It rises out of deep water, and as you sail within a few yards of the
black mass it gives you a gasping lift, like a cathedral or a flight of
rockets. At one place it even overhangs. Its shape too is magnificent
—a great blade of rock, somewhat longer than broad, yet not so thin
as to convey any impression of fragility. Hosts of similes poured into
my mind. At first I thought of the emerging prong of a sea-god's
trident, the crude and gigantic emblem of some northern Poseidon.
Then suddenly I had it—it was like one of the great stones at Avebury
(those early megaliths to my mind so much more impressive than
those of Stonehcnge), magnified some fifty diameters and erected out
of sheer bravado in the sea.
Its top is bevelled off diagonally, and this sloping plane is white
with densely packed gannets; gannet ledges lace the black face
obliquely with white, and guillemots and kittiwakes inhabit the lesser
Gannets inhabit 21 distinct colonies, from the St. Lawrence to the
Bass, from Iceland to southern Ireland. This single colony of Boreray
comprises about a fifth of all the gannets in the world. Two separate
estimates have given concordant figures—about 17,000 breeding
pairs: with the non-breeders, about 40,000 of these enormous and
spectacular birds,
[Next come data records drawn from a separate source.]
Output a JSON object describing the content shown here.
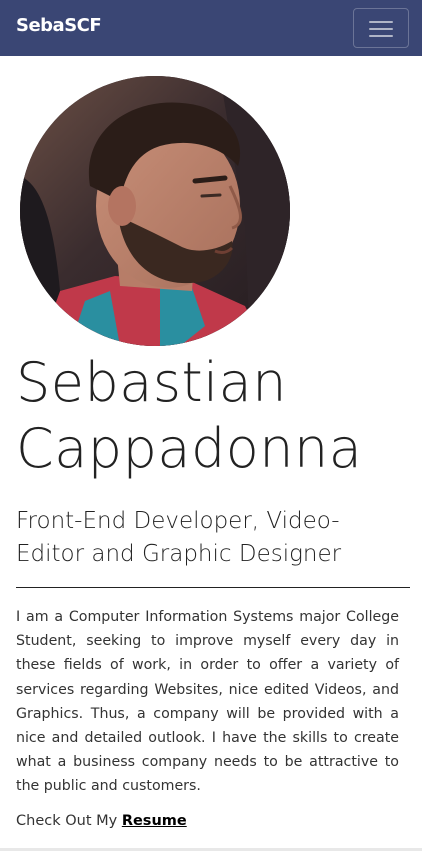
{
  "navbar": {
    "brand": "SebaSCF",
    "toggle_icon": "hamburger-menu-icon",
    "background_color": "#3a4674"
  },
  "profile": {
    "photo_icon": "profile-photo",
    "name_line1": "Sebastian",
    "name_line2": "Cappadonna",
    "tagline_line1": "Front-End Developer, Video-",
    "tagline_line2": "Editor and Graphic Designer",
    "bio": "I am a Computer Information Systems major College Student, seeking to improve myself every day in these fields of work, in order to offer a variety of services regarding Websites, nice edited Videos, and Graphics. Thus, a company will be provided with a nice and detailed outlook. I have the skills to create what a business company needs to be attractive to the public and customers.",
    "resume_prefix": "Check Out My",
    "resume_link": "Resume"
  }
}
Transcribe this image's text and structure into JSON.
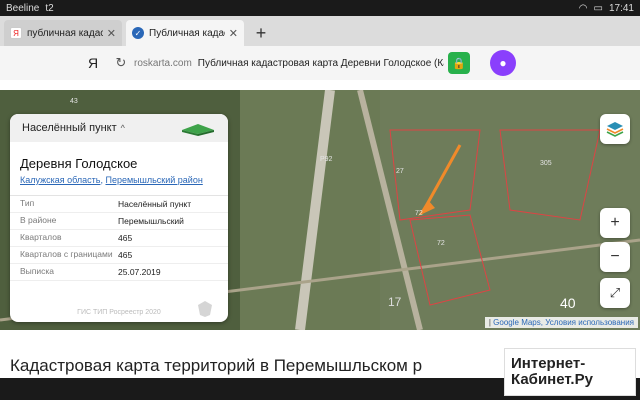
{
  "status_bar": {
    "carrier": "Beeline",
    "carrier2": "t2",
    "time": "17:41"
  },
  "tabs": [
    {
      "label": "публичная кадаст",
      "favicon": "Я"
    },
    {
      "label": "Публичная кадас",
      "favicon": "✓"
    }
  ],
  "address_bar": {
    "brand": "Я",
    "domain": "roskarta.com",
    "page_title": "Публичная кадастровая карта Деревни Голодское (Калужская област"
  },
  "info_panel": {
    "header": "Населённый пункт",
    "title": "Деревня Голодское",
    "links": [
      "Калужская область",
      "Перемышльский район"
    ],
    "rows": [
      {
        "key": "Тип",
        "value": "Населённый пункт"
      },
      {
        "key": "В районе",
        "value": "Перемышльский"
      },
      {
        "key": "Кварталов",
        "value": "465"
      },
      {
        "key": "Кварталов с границами",
        "value": "465"
      },
      {
        "key": "Выписка",
        "value": "25.07.2019"
      }
    ],
    "footer": "ГИС ТИП Росреестр 2020"
  },
  "map": {
    "labels": [
      "43",
      "Р92",
      "72",
      "72",
      "305",
      "27",
      "40",
      "17"
    ],
    "attribution_prefix": "| ",
    "attribution_link": "Google Maps, Условия использования"
  },
  "headline": "Кадастровая карта территорий в Перемышльском р",
  "watermark": {
    "line1": "Интернет-",
    "line2": "Кабинет.Ру"
  },
  "colors": {
    "accent_green": "#28b14c",
    "mic_purple": "#8a3ffc",
    "map_bg": "#5b6a48"
  }
}
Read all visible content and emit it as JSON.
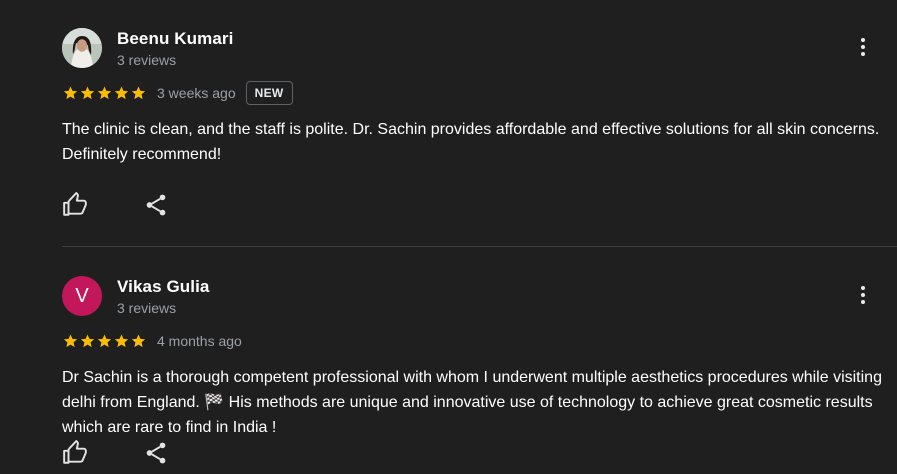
{
  "reviews": [
    {
      "name": "Beenu Kumari",
      "meta": "3 reviews",
      "rating": 5,
      "time": "3 weeks ago",
      "badge": "NEW",
      "avatar": "photo",
      "text": "The clinic is clean, and the staff is polite. Dr. Sachin provides affordable and effective solutions for all skin concerns. Definitely recommend!"
    },
    {
      "name": "Vikas Gulia",
      "meta": "3 reviews",
      "rating": 5,
      "time": "4 months ago",
      "avatar_letter": "V",
      "avatar_color": "#c2185b",
      "text": "Dr Sachin is a thorough competent professional with whom I underwent multiple aesthetics procedures while visiting delhi from England. 🏁 His methods are unique and innovative use of technology to achieve great cosmetic results which are rare to find in India !"
    }
  ],
  "colors": {
    "background": "#1f1f1f",
    "star": "#fbbc04",
    "secondary_text": "#9aa0a6"
  },
  "icons": [
    "more-vert-icon",
    "star-icon",
    "thumb-up-icon",
    "share-icon"
  ]
}
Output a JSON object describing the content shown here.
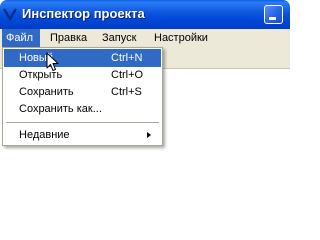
{
  "window": {
    "title": "Инспектор проекта",
    "icon": "app-icon",
    "minimize_icon": "minimize-icon"
  },
  "menubar": {
    "items": [
      {
        "label": "Файл",
        "active": true
      },
      {
        "label": "Правка",
        "active": false
      },
      {
        "label": "Запуск",
        "active": false
      },
      {
        "label": "Настройки",
        "active": false
      }
    ]
  },
  "file_menu": {
    "items": [
      {
        "label": "Новый",
        "shortcut": "Ctrl+N",
        "highlighted": true
      },
      {
        "label": "Открыть",
        "shortcut": "Ctrl+O",
        "highlighted": false
      },
      {
        "label": "Сохранить",
        "shortcut": "Ctrl+S",
        "highlighted": false
      },
      {
        "label": "Сохранить как...",
        "shortcut": "",
        "highlighted": false
      },
      {
        "label": "Недавние",
        "shortcut": "",
        "highlighted": false,
        "submenu": true
      }
    ]
  },
  "colors": {
    "title_bar": "#0054e3",
    "menu_highlight": "#316ac5",
    "menu_bar_bg": "#ece9d8"
  },
  "cursor_icon": "mouse-pointer-icon"
}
Stac Lee looks wholly inaccessible. As a matter of fact, it was much
more easily and more often climbed by the St. Kildans than Stac an
Armin. There is a relatively easy landing, and a ledge leading
diagonally upwards. They came there regularly every year to catch
the young gannets for their winter provisions.
The human biology of St. Kilda is as remarkable as its birds. I
should say was, not is, for in 1930 its entire population was evacuated,
thus closing a chapter which had been begun before the historic
period. Human and avian biology were indeed inextricably inter-
woven on St. Kilda. The human population was essentially parasitic
on the birds. Fishing was never popular, and its results quite sub-
sidiary. It is true that sheep also played a prominent part in the
island economy, that there were a few cattle, and that barley, oats,
and potatoes were grown; nevertheless, without the birds the human
beings could neither have fed themselves nor paid their dues.
The total number of inhabitants seems never to have reached 200.
It suffered a marked diminution in the early eighteenth century.
1 Professor P. A. Buxton has since told me of Ball's Pyramid, off Lord Howe
Island, between Australia and New Zealand. This is 1816 feet in height, but
though immensely impressive, is rather a rocky islet than a single rock.